__Assignment__
Every entry here should be copied exactly.

__Data in this exercise__
○ ○ ○ ○ ○

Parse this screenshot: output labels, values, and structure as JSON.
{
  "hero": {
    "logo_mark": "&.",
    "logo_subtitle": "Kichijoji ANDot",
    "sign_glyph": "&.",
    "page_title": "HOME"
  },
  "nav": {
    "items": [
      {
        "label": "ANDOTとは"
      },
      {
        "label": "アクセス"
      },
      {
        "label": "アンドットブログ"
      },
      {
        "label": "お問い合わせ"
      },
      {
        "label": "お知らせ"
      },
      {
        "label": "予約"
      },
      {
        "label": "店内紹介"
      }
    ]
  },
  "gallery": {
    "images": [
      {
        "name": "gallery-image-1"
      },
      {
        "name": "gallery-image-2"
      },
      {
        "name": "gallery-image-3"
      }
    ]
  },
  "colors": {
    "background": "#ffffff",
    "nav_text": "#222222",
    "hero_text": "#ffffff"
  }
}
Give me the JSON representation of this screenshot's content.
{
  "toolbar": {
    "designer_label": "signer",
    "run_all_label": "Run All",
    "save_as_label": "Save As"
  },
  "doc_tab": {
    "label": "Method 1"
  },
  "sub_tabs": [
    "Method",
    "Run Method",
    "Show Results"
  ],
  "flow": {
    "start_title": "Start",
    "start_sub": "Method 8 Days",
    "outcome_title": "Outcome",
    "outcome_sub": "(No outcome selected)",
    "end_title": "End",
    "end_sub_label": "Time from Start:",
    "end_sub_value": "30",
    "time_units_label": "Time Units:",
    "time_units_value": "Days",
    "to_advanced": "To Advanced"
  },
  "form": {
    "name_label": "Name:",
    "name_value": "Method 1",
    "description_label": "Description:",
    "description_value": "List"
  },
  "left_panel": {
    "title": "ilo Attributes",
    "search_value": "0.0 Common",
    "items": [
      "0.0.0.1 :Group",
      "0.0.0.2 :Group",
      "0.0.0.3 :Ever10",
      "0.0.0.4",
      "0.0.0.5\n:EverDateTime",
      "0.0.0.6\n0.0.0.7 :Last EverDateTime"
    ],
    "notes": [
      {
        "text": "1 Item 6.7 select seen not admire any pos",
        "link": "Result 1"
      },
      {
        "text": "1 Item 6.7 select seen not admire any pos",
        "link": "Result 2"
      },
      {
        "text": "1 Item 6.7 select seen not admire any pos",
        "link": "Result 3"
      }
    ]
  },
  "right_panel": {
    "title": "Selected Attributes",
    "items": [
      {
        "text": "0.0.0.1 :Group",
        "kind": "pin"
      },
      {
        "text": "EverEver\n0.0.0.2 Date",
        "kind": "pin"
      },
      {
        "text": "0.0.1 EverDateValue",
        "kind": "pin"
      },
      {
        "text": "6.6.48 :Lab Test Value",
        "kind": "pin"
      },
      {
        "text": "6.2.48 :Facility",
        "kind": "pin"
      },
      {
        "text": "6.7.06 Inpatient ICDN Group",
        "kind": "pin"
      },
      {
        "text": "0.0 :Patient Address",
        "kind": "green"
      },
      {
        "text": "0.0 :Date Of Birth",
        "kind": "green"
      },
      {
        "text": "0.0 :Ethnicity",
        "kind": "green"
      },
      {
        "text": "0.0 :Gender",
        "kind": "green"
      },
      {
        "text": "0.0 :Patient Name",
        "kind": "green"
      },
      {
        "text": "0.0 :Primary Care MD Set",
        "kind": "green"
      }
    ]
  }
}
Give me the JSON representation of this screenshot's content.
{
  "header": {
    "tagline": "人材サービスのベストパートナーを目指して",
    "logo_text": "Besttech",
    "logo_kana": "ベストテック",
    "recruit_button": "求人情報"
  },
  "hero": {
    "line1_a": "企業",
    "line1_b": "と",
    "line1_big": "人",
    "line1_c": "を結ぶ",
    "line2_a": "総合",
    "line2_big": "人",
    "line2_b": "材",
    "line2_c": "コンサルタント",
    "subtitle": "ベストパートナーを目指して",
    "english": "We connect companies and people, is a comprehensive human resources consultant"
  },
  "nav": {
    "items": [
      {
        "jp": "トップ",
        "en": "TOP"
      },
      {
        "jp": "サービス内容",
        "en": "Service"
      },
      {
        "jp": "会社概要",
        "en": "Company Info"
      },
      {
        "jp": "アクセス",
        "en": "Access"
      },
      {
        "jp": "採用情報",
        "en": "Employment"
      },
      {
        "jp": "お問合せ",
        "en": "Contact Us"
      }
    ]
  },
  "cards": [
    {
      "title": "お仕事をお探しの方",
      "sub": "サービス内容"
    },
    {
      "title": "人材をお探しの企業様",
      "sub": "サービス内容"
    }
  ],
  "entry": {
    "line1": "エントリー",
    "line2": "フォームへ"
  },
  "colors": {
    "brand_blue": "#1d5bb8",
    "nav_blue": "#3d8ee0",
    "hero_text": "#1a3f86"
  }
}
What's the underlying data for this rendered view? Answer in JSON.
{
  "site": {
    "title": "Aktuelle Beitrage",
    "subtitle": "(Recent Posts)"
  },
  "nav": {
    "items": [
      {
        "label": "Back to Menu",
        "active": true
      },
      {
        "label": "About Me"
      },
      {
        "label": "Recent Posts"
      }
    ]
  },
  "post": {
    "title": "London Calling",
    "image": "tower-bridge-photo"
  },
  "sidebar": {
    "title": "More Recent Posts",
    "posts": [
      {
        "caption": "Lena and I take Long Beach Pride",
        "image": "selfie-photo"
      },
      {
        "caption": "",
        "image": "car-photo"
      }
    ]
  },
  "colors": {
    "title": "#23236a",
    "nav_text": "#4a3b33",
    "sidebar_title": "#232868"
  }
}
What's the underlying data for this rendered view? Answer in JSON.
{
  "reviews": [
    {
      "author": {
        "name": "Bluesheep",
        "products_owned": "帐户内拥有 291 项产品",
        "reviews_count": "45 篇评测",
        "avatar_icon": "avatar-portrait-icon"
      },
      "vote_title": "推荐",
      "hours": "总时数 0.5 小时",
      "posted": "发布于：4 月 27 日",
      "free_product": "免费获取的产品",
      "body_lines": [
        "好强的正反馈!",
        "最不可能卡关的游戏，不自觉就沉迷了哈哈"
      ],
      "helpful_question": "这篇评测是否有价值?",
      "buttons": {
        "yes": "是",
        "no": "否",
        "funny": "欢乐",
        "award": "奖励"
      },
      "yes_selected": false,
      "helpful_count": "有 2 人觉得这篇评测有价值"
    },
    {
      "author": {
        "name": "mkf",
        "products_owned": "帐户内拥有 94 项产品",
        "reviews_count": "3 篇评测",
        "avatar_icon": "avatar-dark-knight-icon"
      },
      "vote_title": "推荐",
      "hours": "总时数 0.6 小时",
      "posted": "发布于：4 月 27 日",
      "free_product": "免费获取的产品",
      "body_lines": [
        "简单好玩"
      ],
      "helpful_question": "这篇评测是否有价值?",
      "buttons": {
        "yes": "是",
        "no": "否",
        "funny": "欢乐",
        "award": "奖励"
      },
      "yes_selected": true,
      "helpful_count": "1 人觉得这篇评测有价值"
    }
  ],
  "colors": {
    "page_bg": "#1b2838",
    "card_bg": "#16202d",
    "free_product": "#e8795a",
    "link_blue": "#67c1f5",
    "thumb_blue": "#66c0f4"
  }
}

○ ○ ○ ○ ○

__Output of the task__
Parse this screenshot: output labels, values, and structure as JSON.
{
  "hero": {
    "logo_mark": "&.",
    "logo_subtitle": "Kichijoji ANDot",
    "sign_glyph": "&.",
    "page_title": "HOME"
  },
  "nav": {
    "items": [
      {
        "label": "ANDOTとは"
      },
      {
        "label": "アクセス"
      },
      {
        "label": "アンドットブログ"
      },
      {
        "label": "お問い合わせ"
      },
      {
        "label": "お知らせ"
      },
      {
        "label": "予約"
      },
      {
        "label": "店内紹介"
      }
    ]
  },
  "gallery": {
    "images": [
      {
        "name": "gallery-image-1"
      },
      {
        "name": "gallery-image-2"
      },
      {
        "name": "gallery-image-3"
      }
    ]
  },
  "colors": {
    "background": "#ffffff",
    "nav_text": "#222222",
    "hero_text": "#ffffff"
  }
}
Give me the JSON representation of this screenshot's content.
{
  "toolbar": {
    "designer_label": "signer",
    "run_all_label": "Run All",
    "save_as_label": "Save As"
  },
  "doc_tab": {
    "label": "Method 1"
  },
  "sub_tabs": [
    "Method",
    "Run Method",
    "Show Results"
  ],
  "flow": {
    "start_title": "Start",
    "start_sub": "Method 8 Days",
    "outcome_title": "Outcome",
    "outcome_sub": "(No outcome selected)",
    "end_title": "End",
    "end_sub_label": "Time from Start:",
    "end_sub_value": "30",
    "time_units_label": "Time Units:",
    "time_units_value": "Days",
    "to_advanced": "To Advanced"
  },
  "form": {
    "name_label": "Name:",
    "name_value": "Method 1",
    "description_label": "Description:",
    "description_value": "List"
  },
  "left_panel": {
    "title": "ilo Attributes",
    "search_value": "0.0 Common",
    "items": [
      "0.0.0.1 :Group",
      "0.0.0.2 :Group",
      "0.0.0.3 :Ever10",
      "0.0.0.4",
      "0.0.0.5\n:EverDateTime",
      "0.0.0.6\n0.0.0.7 :Last EverDateTime"
    ],
    "notes": [
      {
        "text": "1 Item 6.7 select seen not admire any pos",
        "link": "Result 1"
      },
      {
        "text": "1 Item 6.7 select seen not admire any pos",
        "link": "Result 2"
      },
      {
        "text": "1 Item 6.7 select seen not admire any pos",
        "link": "Result 3"
      }
    ]
  },
  "right_panel": {
    "title": "Selected Attributes",
    "items": [
      {
        "text": "0.0.0.1 :Group",
        "kind": "pin"
      },
      {
        "text": "EverEver\n0.0.0.2 Date",
        "kind": "pin"
      },
      {
        "text": "0.0.1 EverDateValue",
        "kind": "pin"
      },
      {
        "text": "6.6.48 :Lab Test Value",
        "kind": "pin"
      },
      {
        "text": "6.2.48 :Facility",
        "kind": "pin"
      },
      {
        "text": "6.7.06 Inpatient ICDN Group",
        "kind": "pin"
      },
      {
        "text": "0.0 :Patient Address",
        "kind": "green"
      },
      {
        "text": "0.0 :Date Of Birth",
        "kind": "green"
      },
      {
        "text": "0.0 :Ethnicity",
        "kind": "green"
      },
      {
        "text": "0.0 :Gender",
        "kind": "green"
      },
      {
        "text": "0.0 :Patient Name",
        "kind": "green"
      },
      {
        "text": "0.0 :Primary Care MD Set",
        "kind": "green"
      }
    ]
  }
}
Give me the JSON representation of this screenshot's content.
{
  "header": {
    "tagline": "人材サービスのベストパートナーを目指して",
    "logo_text": "Besttech",
    "logo_kana": "ベストテック",
    "recruit_button": "求人情報"
  },
  "hero": {
    "line1_a": "企業",
    "line1_b": "と",
    "line1_big": "人",
    "line1_c": "を結ぶ",
    "line2_a": "総合",
    "line2_big": "人",
    "line2_b": "材",
    "line2_c": "コンサルタント",
    "subtitle": "ベストパートナーを目指して",
    "english": "We connect companies and people, is a comprehensive human resources consultant"
  },
  "nav": {
    "items": [
      {
        "jp": "トップ",
        "en": "TOP"
      },
      {
        "jp": "サービス内容",
        "en": "Service"
      },
      {
        "jp": "会社概要",
        "en": "Company Info"
      },
      {
        "jp": "アクセス",
        "en": "Access"
      },
      {
        "jp": "採用情報",
        "en": "Employment"
      },
      {
        "jp": "お問合せ",
        "en": "Contact Us"
      }
    ]
  },
  "cards": [
    {
      "title": "お仕事をお探しの方",
      "sub": "サービス内容"
    },
    {
      "title": "人材をお探しの企業様",
      "sub": "サービス内容"
    }
  ],
  "entry": {
    "line1": "エントリー",
    "line2": "フォームへ"
  },
  "colors": {
    "brand_blue": "#1d5bb8",
    "nav_blue": "#3d8ee0",
    "hero_text": "#1a3f86"
  }
}
What's the underlying data for this rendered view? Answer in JSON.
{
  "site": {
    "title": "Aktuelle Beitrage",
    "subtitle": "(Recent Posts)"
  },
  "nav": {
    "items": [
      {
        "label": "Back to Menu",
        "active": true
      },
      {
        "label": "About Me"
      },
      {
        "label": "Recent Posts"
      }
    ]
  },
  "post": {
    "title": "London Calling",
    "image": "tower-bridge-photo"
  },
  "sidebar": {
    "title": "More Recent Posts",
    "posts": [
      {
        "caption": "Lena and I take Long Beach Pride",
        "image": "selfie-photo"
      },
      {
        "caption": "",
        "image": "car-photo"
      }
    ]
  },
  "colors": {
    "title": "#23236a",
    "nav_text": "#4a3b33",
    "sidebar_title": "#232868"
  }
}
What's the underlying data for this rendered view? Answer in JSON.
{
  "reviews": [
    {
      "author": {
        "name": "Bluesheep",
        "products_owned": "帐户内拥有 291 项产品",
        "reviews_count": "45 篇评测",
        "avatar_icon": "avatar-portrait-icon"
      },
      "vote_title": "推荐",
      "hours": "总时数 0.5 小时",
      "posted": "发布于：4 月 27 日",
      "free_product": "免费获取的产品",
      "body_lines": [
        "好强的正反馈!",
        "最不可能卡关的游戏，不自觉就沉迷了哈哈"
      ],
      "helpful_question": "这篇评测是否有价值?",
      "buttons": {
        "yes": "是",
        "no": "否",
        "funny": "欢乐",
        "award": "奖励"
      },
      "yes_selected": false,
      "helpful_count": "有 2 人觉得这篇评测有价值"
    },
    {
      "author": {
        "name": "mkf",
        "products_owned": "帐户内拥有 94 项产品",
        "reviews_count": "3 篇评测",
        "avatar_icon": "avatar-dark-knight-icon"
      },
      "vote_title": "推荐",
      "hours": "总时数 0.6 小时",
      "posted": "发布于：4 月 27 日",
      "free_product": "免费获取的产品",
      "body_lines": [
        "简单好玩"
      ],
      "helpful_question": "这篇评测是否有价值?",
      "buttons": {
        "yes": "是",
        "no": "否",
        "funny": "欢乐",
        "award": "奖励"
      },
      "yes_selected": true,
      "helpful_count": "1 人觉得这篇评测有价值"
    }
  ],
  "colors": {
    "page_bg": "#1b2838",
    "card_bg": "#16202d",
    "free_product": "#e8795a",
    "link_blue": "#67c1f5",
    "thumb_blue": "#66c0f4"
  }
}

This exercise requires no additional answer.